### Activity
Give back all of the data exactly as it appears here.

[Supplied information — start]

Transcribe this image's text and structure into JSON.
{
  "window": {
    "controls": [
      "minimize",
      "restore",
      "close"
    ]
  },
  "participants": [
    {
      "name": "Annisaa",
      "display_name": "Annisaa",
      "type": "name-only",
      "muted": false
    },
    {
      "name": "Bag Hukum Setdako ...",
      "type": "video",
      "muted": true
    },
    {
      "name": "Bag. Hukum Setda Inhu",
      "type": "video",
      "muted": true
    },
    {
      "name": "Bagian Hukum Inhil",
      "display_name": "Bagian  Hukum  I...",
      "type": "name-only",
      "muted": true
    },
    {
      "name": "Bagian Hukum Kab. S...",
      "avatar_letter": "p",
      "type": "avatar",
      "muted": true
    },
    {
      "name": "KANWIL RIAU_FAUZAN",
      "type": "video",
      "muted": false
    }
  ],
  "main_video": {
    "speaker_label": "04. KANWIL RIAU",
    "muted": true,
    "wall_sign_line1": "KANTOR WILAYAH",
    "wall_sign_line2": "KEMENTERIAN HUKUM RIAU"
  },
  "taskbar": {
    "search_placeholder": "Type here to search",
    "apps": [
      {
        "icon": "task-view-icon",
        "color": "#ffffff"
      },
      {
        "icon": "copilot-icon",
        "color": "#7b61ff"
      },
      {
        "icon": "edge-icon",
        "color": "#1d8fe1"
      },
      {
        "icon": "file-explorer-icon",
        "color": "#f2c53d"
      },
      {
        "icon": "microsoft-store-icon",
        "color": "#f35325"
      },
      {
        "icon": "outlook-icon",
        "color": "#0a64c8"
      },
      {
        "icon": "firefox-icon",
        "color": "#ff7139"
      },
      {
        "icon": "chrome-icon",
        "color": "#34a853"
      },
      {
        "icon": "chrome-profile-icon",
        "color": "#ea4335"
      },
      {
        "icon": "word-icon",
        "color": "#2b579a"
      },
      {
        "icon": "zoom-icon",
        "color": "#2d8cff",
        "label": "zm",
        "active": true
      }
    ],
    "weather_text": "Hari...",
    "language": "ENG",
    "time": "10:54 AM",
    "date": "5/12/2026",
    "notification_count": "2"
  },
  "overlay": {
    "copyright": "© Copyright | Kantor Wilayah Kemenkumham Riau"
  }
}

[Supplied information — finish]

### Your solution
Transcribe this image's text and structure into JSON.
{
  "window": {
    "controls": [
      "minimize",
      "restore",
      "close"
    ]
  },
  "participants": [
    {
      "name": "Annisaa",
      "display_name": "Annisaa",
      "type": "name-only",
      "muted": false
    },
    {
      "name": "Bag Hukum Setdako ...",
      "type": "video",
      "muted": true
    },
    {
      "name": "Bag. Hukum Setda Inhu",
      "type": "video",
      "muted": true
    },
    {
      "name": "Bagian Hukum Inhil",
      "display_name": "Bagian  Hukum  I...",
      "type": "name-only",
      "muted": true
    },
    {
      "name": "Bagian Hukum Kab. S...",
      "avatar_letter": "p",
      "type": "avatar",
      "muted": true
    },
    {
      "name": "KANWIL RIAU_FAUZAN",
      "type": "video",
      "muted": false
    }
  ],
  "main_video": {
    "speaker_label": "04. KANWIL RIAU",
    "muted": true,
    "wall_sign_line1": "KANTOR WILAYAH",
    "wall_sign_line2": "KEMENTERIAN HUKUM RIAU"
  },
  "taskbar": {
    "search_placeholder": "Type here to search",
    "apps": [
      {
        "icon": "task-view-icon",
        "color": "#ffffff"
      },
      {
        "icon": "copilot-icon",
        "color": "#7b61ff"
      },
      {
        "icon": "edge-icon",
        "color": "#1d8fe1"
      },
      {
        "icon": "file-explorer-icon",
        "color": "#f2c53d"
      },
      {
        "icon": "microsoft-store-icon",
        "color": "#f35325"
      },
      {
        "icon": "outlook-icon",
        "color": "#0a64c8"
      },
      {
        "icon": "firefox-icon",
        "color": "#ff7139"
      },
      {
        "icon": "chrome-icon",
        "color": "#34a853"
      },
      {
        "icon": "chrome-profile-icon",
        "color": "#ea4335"
      },
      {
        "icon": "word-icon",
        "color": "#2b579a"
      },
      {
        "icon": "zoom-icon",
        "color": "#2d8cff",
        "label": "zm",
        "active": true
      }
    ],
    "weather_text": "Hari...",
    "language": "ENG",
    "time": "10:54 AM",
    "date": "5/12/2026",
    "notification_count": "2"
  },
  "overlay": {
    "copyright": "© Copyright | Kantor Wilayah Kemenkumham Riau"
  }
}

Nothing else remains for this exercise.